Cuban dissidents released from jail
Two well-known Cuban dissidents have been released from prison - despite both men previously declaring they wanted to remain in jail until other opposition leaders were freed.
The release of Hector Maseda and Angel Moya means that just seven of the original 75 opposition figures arrested in a 2003 crackdown remain in Cuban jails - but neither was happy about it.
The decision to release Mr Moya was announced more than a week ago, but he had refused to leave jail - saying he wanted ailing dissidents to go free first.
On Friday, the Roman Catholic Church announced that the government wanted to release Mr Maseda, but he too turned them down, saying he wanted authorities to exonerate or pardon him, not simply grant him parole.
In the end, jail officials simply tossed the men out, saying they could no longer stay behind bars, even if they wanted to.
"I have left prison against my will," Mr Maseda told journalists after arriving at his home in the capital, Havana. "I never would have accepted leaving jail on parole."
Mr Moya arrived at his home a few hours later, also saying he was thrown out of jail against his will.
A small group of pro-government demonstrators screamed at him from the street, shouting slogans like "Fidel! Fidel!
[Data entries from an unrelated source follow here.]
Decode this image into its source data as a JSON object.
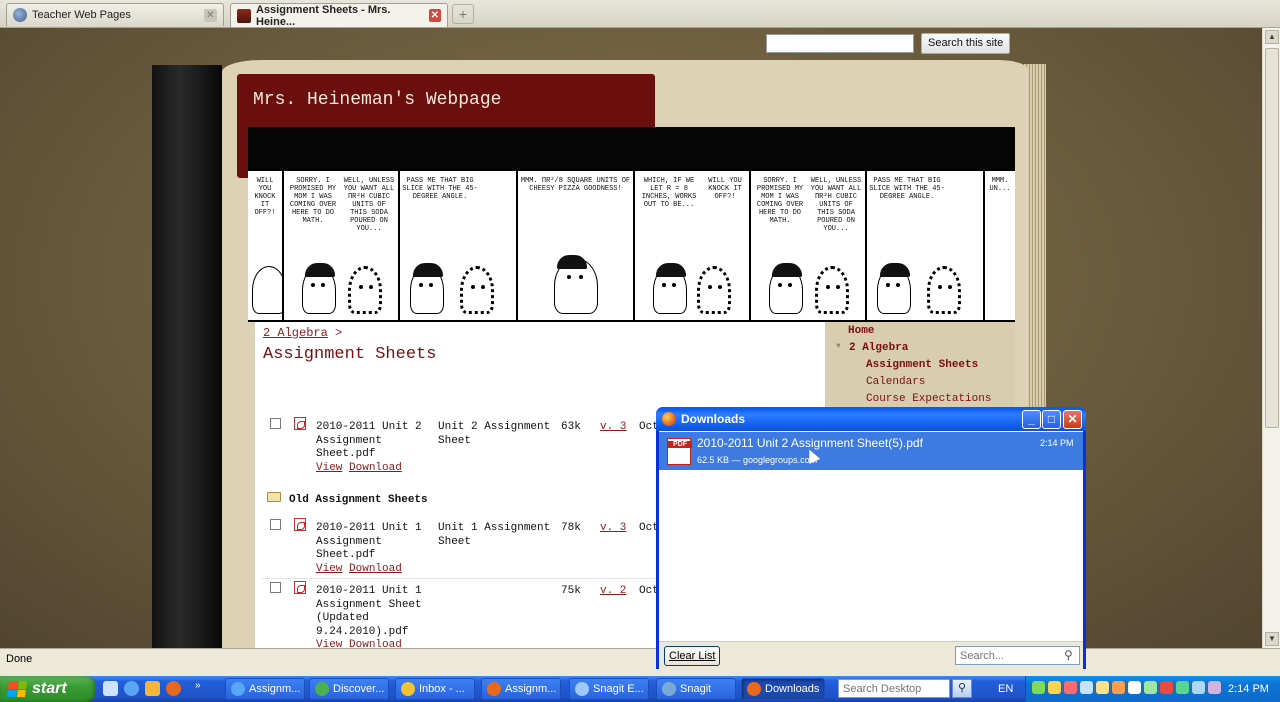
{
  "browser": {
    "tabs": [
      {
        "label": "Teacher Web Pages",
        "active": false
      },
      {
        "label": "Assignment Sheets - Mrs. Heine...",
        "active": true
      }
    ],
    "new_tab_label": "+",
    "status": "Done"
  },
  "site": {
    "search_button": "Search this site",
    "title": "Mrs. Heineman's Webpage",
    "comic_panels": [
      "will you knock it off?!",
      "Sorry. I promised my mom I was coming over here to do math.",
      "Well, unless you want all πr²h cubic units of this soda poured on you...",
      "Pass me that big slice with the 45-degree angle.",
      "Mmm. πr²/8 square units of cheesy pizza goodness!",
      "Which, if we let r = 8 inches, works out to be...",
      "Will you knock it off?!",
      "Sorry. I promised my mom I was coming over here to do math.",
      "Well, unless you want all πr²h cubic units of this soda poured on you...",
      "Pass me that big slice with the 45-degree angle.",
      "Mmm. un..."
    ]
  },
  "breadcrumb": {
    "parent": "2 Algebra",
    "separator": ">"
  },
  "page_title": "Assignment Sheets",
  "files": [
    {
      "name_lines": [
        "2010-2011 Unit 2",
        "Assignment",
        "Sheet.pdf"
      ],
      "desc_lines": [
        "Unit 2 Assignment",
        "Sheet"
      ],
      "size": "63k",
      "version": "v. 3",
      "date": "Oct",
      "view": "View",
      "download": "Download"
    }
  ],
  "folder": {
    "label": "Old Assignment Sheets"
  },
  "old_files": [
    {
      "name_lines": [
        "2010-2011 Unit 1",
        "Assignment",
        "Sheet.pdf"
      ],
      "desc_lines": [
        "Unit 1 Assignment",
        "Sheet"
      ],
      "size": "78k",
      "version": "v. 3",
      "date": "Oct",
      "view": "View",
      "download": "Download"
    },
    {
      "name_lines": [
        "2010-2011 Unit 1",
        "Assignment Sheet",
        "(Updated",
        "9.24.2010).pdf"
      ],
      "desc_lines": [],
      "size": "75k",
      "version": "v. 2",
      "date": "Oct",
      "view": "View",
      "download": "Download"
    }
  ],
  "nav": {
    "home": "Home",
    "section": "2 Algebra",
    "items": [
      "Assignment Sheets",
      "Calendars",
      "Course Expectations"
    ]
  },
  "downloads": {
    "title": "Downloads",
    "item": {
      "filename": "2010-2011 Unit 2 Assignment Sheet(5).pdf",
      "meta": "62.5 KB — googlegroups.com",
      "time": "2:14 PM",
      "icon_label": "PDF"
    },
    "clear_button": "Clear List",
    "search_placeholder": "Search..."
  },
  "taskbar": {
    "start": "start",
    "tasks": [
      "Assignm...",
      "Discover...",
      "Inbox - ...",
      "Assignm...",
      "Snagit E...",
      "Snagit",
      "Downloads"
    ],
    "desktop_search_placeholder": "Search Desktop",
    "language": "EN",
    "clock": "2:14 PM"
  }
}
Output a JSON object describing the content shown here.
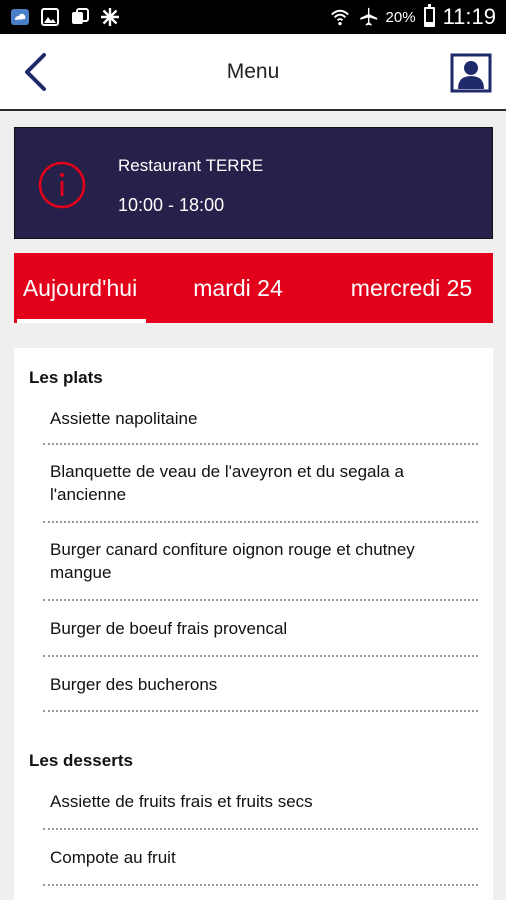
{
  "status_bar": {
    "battery_percent": "20%",
    "battery_level": 0.2,
    "time": "11:19",
    "icons": [
      "weather-icon",
      "image-icon",
      "app-icon",
      "sparkle-icon",
      "wifi-icon",
      "airplane-icon"
    ]
  },
  "app_bar": {
    "title": "Menu",
    "back_icon": "chevron-left-icon",
    "profile_icon": "person-icon"
  },
  "restaurant": {
    "name": "Restaurant TERRE",
    "hours": "10:00 - 18:00",
    "info_icon": "info-icon"
  },
  "tabs": [
    {
      "label": "Aujourd'hui",
      "active": true
    },
    {
      "label": "mardi 24",
      "active": false
    },
    {
      "label": "mercredi 25",
      "active": false
    }
  ],
  "menu": {
    "sections": [
      {
        "title": "Les plats",
        "items": [
          "Assiette napolitaine",
          "Blanquette de veau de l'aveyron et du segala a l'ancienne",
          "Burger canard confiture oignon rouge et chutney mangue",
          "Burger de boeuf frais provencal",
          "Burger des bucherons"
        ]
      },
      {
        "title": "Les desserts",
        "items": [
          "Assiette de fruits frais et fruits secs",
          "Compote au fruit"
        ]
      }
    ]
  },
  "colors": {
    "accent_red": "#e3001b",
    "banner_navy": "#26214a",
    "brand_blue": "#1f2a6b"
  }
}
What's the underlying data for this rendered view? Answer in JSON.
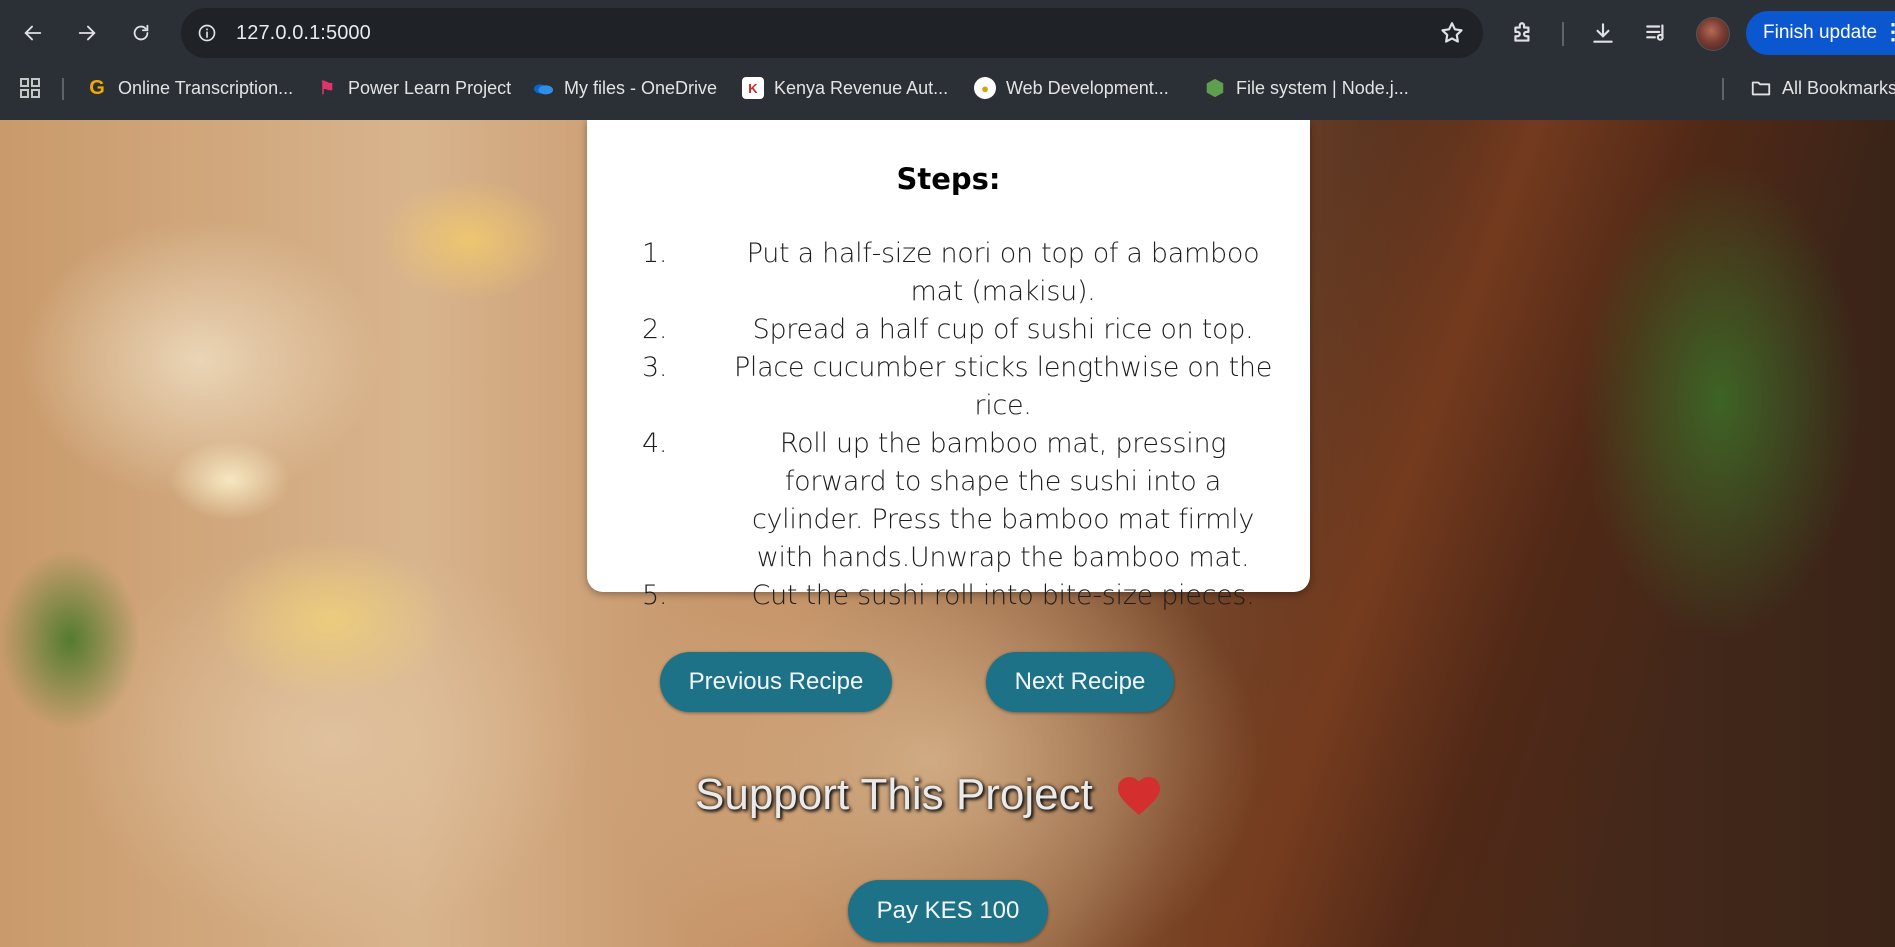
{
  "browser": {
    "url": "127.0.0.1:5000",
    "finish_update_label": "Finish update",
    "bookmarks": [
      {
        "label": "Online Transcription...",
        "icon": "transcription-favicon"
      },
      {
        "label": "Power Learn Project",
        "icon": "plp-favicon"
      },
      {
        "label": "My files - OneDrive",
        "icon": "onedrive-icon"
      },
      {
        "label": "Kenya Revenue Aut...",
        "icon": "kra-favicon"
      },
      {
        "label": "Web Development...",
        "icon": "webdev-favicon"
      },
      {
        "label": "File system | Node.j...",
        "icon": "nodejs-icon"
      }
    ],
    "all_bookmarks_label": "All Bookmarks"
  },
  "recipe": {
    "steps_title": "Steps:",
    "steps": [
      {
        "num": "1.",
        "text": "Put a half-size nori on top of a bamboo mat (makisu)."
      },
      {
        "num": "2.",
        "text": "Spread a half cup of sushi rice on top."
      },
      {
        "num": "3.",
        "text": "Place cucumber sticks lengthwise on the rice."
      },
      {
        "num": "4.",
        "text": "Roll up the bamboo mat, pressing forward to shape the sushi into a cylinder. Press the bamboo mat firmly with hands.Unwrap the bamboo mat."
      },
      {
        "num": "5.",
        "text": "Cut the sushi roll into bite-size pieces."
      }
    ]
  },
  "navigation": {
    "prev_label": "Previous Recipe",
    "next_label": "Next Recipe"
  },
  "support": {
    "title": "Support This Project",
    "pay_label": "Pay KES 100"
  },
  "colors": {
    "button_bg": "#1d7287",
    "heart": "#d32f2f",
    "update_button": "#0b57d0"
  }
}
Down with the worms!"
Mr Maseda, 67, is the husband of Laura Pollan, and Mr Moya is married to Bertha Soler, two leaders of the Ladies in White opposition group.
The group, which is comprised of the wives and mothers of jailed opposition figures, has marched peacefully through the capital each Sunday since 2003.